Should I Get A Divorce?
Written by AskTheLawyers.com™ on behalf of Chaim Steinberger with Chaim Steinberger, P.C..
Deciding whether or not to get a divorce is a difficult decision—one that can bring significant emotional, physical, and financial upheaval. Below, you will find some common warning signs of divorce, and ways through which potential problems may be resolved.
Warning Sign #1: You and your partner lack communication in your relationship.
This is often a sign of trouble in a marriage, and a lack of communication—or healthy communication—is a factor in the dissolution of many relationships that end in divorce. For your marriage to be successful, you and your partner must figure out what kinds of communication work for each of you, and how to effectively resolve problems. Small problems that go unaddressed can lead to larger marital rifts, and it is much easier to communicate about smaller issues and work to resolve them than it is to let them lead to negative feelings and, ultimately, divorce.
Warning Sign #2: You and your partner have different ideas about how money should be spent or saved.

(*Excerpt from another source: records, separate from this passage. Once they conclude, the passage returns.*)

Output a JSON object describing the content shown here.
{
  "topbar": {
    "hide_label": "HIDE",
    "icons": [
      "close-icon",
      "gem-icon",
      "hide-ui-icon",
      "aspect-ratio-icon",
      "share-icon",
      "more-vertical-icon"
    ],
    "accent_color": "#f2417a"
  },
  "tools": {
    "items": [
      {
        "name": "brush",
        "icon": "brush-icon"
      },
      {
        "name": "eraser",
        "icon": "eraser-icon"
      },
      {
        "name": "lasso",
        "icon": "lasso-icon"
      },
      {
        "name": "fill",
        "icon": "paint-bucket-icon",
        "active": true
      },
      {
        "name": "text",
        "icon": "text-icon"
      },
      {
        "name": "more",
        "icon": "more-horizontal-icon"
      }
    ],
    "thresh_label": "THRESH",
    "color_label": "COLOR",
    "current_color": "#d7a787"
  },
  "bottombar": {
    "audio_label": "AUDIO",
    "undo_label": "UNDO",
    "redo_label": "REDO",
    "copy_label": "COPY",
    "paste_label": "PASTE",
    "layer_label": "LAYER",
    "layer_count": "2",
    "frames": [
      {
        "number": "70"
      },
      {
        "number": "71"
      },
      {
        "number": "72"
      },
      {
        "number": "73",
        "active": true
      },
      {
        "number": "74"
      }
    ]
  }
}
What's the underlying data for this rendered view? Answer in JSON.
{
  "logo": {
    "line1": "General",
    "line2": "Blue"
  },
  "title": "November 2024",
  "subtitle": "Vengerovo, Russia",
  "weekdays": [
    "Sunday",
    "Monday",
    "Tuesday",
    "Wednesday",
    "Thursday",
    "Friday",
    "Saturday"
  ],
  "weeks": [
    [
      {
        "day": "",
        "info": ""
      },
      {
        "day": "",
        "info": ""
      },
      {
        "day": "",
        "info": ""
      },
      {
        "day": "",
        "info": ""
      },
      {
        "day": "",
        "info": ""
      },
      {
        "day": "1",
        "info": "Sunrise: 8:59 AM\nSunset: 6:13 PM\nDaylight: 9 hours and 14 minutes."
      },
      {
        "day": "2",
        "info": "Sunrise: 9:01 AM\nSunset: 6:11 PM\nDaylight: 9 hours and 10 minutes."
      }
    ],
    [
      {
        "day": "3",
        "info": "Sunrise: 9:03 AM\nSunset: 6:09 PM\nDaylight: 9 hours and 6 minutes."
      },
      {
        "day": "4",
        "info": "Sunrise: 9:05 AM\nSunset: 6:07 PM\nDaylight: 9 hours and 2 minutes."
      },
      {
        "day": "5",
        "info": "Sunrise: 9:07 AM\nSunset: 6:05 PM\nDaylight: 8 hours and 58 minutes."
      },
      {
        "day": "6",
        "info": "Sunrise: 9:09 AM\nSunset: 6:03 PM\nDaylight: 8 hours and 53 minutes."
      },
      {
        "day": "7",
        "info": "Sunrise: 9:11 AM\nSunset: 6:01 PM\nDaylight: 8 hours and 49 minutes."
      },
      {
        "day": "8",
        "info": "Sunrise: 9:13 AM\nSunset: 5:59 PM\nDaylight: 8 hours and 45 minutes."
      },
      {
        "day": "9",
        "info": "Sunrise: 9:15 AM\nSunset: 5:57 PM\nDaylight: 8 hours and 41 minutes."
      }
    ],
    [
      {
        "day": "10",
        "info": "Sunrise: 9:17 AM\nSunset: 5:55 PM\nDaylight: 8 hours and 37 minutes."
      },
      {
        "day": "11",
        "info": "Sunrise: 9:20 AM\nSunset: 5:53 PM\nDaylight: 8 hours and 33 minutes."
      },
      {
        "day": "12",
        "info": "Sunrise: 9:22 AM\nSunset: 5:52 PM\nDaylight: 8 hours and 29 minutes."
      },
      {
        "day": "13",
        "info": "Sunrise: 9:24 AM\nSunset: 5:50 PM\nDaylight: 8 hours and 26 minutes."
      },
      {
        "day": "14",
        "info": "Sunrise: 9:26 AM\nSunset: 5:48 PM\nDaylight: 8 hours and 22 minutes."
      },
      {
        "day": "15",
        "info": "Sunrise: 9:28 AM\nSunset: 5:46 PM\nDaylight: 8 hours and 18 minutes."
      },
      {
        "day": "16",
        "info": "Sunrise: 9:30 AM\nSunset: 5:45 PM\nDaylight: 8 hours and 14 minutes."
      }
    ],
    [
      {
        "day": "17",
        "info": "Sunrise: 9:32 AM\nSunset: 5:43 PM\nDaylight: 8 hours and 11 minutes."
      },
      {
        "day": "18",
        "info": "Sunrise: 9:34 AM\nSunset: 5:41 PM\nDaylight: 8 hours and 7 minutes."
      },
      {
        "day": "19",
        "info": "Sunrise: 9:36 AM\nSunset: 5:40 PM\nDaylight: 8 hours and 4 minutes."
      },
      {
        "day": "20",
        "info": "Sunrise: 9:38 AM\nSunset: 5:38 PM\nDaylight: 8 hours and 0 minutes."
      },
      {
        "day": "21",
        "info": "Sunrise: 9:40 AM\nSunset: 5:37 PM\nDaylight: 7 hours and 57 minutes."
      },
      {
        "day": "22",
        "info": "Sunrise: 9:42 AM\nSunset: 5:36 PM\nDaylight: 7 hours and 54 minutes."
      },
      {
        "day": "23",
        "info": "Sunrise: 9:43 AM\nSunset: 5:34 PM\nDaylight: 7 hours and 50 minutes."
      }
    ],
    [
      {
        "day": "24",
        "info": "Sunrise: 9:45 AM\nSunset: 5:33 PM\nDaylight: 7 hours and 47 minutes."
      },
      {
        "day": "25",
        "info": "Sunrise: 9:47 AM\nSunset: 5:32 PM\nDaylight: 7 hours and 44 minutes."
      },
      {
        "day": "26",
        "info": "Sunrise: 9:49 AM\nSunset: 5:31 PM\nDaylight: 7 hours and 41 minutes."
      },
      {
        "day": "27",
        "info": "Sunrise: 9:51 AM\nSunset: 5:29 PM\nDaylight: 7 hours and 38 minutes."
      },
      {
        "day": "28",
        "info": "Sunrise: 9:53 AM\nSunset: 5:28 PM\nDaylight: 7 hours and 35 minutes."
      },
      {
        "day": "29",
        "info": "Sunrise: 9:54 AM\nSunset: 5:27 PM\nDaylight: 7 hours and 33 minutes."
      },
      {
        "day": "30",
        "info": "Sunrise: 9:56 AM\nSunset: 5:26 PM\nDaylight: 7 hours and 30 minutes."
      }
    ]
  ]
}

Another leading factor in divorce is the difference in how each half of a married couple wants to spend income. Some partners may prefer to save large amounts of money for future plans and live frugally, while others may want to spend money in the short-term on present desires. If you and your spouse have different ways of handling money, you need to discuss them before either partner begins to feel resentment about the other’s habits.
If there is a discrepancy in income between the two of you, it should also be addressed. Any legal documents, like prenups or postnups, should be discussed. Discussing your desires and goals involving money may help you begin to resolve issues of incompatibility. If you decline to address these topics, you could be setting yourself and your partner up for emotional and financial trouble down the line.
Potential Resolution #1: Seek counseling to help gain perspective on controversial issues.
Whether you are fighting over communication, money, or anything else, it is always wise to seek help from a professional third party. Marital counselors create an environment where both partners can discuss problems, and they often suggest ways in which partners can compromise and achieve their individual and common goals. Find a marriage counselor who offers advice on your specific needs.
Potential Resolution #2: If divorce is inevitable, strive to do it amicably.
If you and your partner find that you are heading toward divorce—despite genuine efforts to solve problems and increase communication—do your best to ensure that the proceedings are fair for both parties and that other family members are given reasonable and appropriate explanations. Children, especially, may need to have conversations with both partners and/or a counselor in order to mitigate negative feelings about the end of the marriage. Throughout the process, remind yourself to treat your partner with respect and allow assets and other shared interests be divided accordingly. By doing so, you can keep the relationship healthy and honest.